● **Problem requirements**
Look through the data below and show every line that includes "true".

[Collected data entries]
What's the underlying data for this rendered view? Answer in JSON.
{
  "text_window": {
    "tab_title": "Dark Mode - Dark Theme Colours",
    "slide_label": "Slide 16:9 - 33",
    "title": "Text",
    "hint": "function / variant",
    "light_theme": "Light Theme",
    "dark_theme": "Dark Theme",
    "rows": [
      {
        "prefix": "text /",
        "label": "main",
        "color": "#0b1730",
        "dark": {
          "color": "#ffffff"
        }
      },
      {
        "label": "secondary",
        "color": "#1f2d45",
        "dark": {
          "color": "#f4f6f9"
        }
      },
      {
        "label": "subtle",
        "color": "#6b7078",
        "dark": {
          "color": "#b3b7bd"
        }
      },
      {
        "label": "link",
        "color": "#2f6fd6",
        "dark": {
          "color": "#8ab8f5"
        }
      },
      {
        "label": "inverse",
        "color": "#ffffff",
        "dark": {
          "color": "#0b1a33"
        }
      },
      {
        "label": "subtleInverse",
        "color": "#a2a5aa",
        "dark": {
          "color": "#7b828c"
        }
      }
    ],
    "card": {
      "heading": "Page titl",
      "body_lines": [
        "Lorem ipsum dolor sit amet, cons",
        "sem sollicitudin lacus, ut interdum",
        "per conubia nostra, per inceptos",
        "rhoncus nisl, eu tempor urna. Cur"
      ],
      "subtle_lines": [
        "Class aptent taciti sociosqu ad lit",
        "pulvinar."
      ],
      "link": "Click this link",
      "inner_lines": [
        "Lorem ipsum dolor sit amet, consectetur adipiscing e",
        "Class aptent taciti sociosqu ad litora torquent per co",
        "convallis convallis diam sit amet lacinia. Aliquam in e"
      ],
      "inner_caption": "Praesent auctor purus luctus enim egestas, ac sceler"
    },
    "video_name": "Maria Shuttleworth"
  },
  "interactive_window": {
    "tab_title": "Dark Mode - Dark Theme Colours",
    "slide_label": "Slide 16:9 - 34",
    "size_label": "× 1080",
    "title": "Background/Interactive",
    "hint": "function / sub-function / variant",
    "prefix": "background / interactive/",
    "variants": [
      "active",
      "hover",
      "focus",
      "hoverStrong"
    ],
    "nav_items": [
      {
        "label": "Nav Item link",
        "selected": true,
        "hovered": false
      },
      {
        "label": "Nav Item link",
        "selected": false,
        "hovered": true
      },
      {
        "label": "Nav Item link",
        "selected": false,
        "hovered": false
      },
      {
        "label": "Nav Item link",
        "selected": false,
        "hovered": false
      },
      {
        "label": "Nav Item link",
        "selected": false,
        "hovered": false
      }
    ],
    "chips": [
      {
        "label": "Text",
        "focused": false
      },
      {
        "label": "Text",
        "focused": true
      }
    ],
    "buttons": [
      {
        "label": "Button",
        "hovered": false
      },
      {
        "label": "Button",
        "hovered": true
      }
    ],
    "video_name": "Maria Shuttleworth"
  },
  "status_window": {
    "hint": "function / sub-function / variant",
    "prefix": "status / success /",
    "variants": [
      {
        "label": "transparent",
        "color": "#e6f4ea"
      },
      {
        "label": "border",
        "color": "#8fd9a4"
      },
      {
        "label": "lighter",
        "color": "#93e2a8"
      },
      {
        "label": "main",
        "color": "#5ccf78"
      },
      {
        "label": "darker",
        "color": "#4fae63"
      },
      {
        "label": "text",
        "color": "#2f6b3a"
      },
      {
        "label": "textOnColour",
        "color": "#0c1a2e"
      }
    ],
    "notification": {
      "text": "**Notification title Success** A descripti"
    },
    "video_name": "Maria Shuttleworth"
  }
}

● **Solution below**
        "selected": true,
        "hovered": true
        "focused": true
        "hovered": true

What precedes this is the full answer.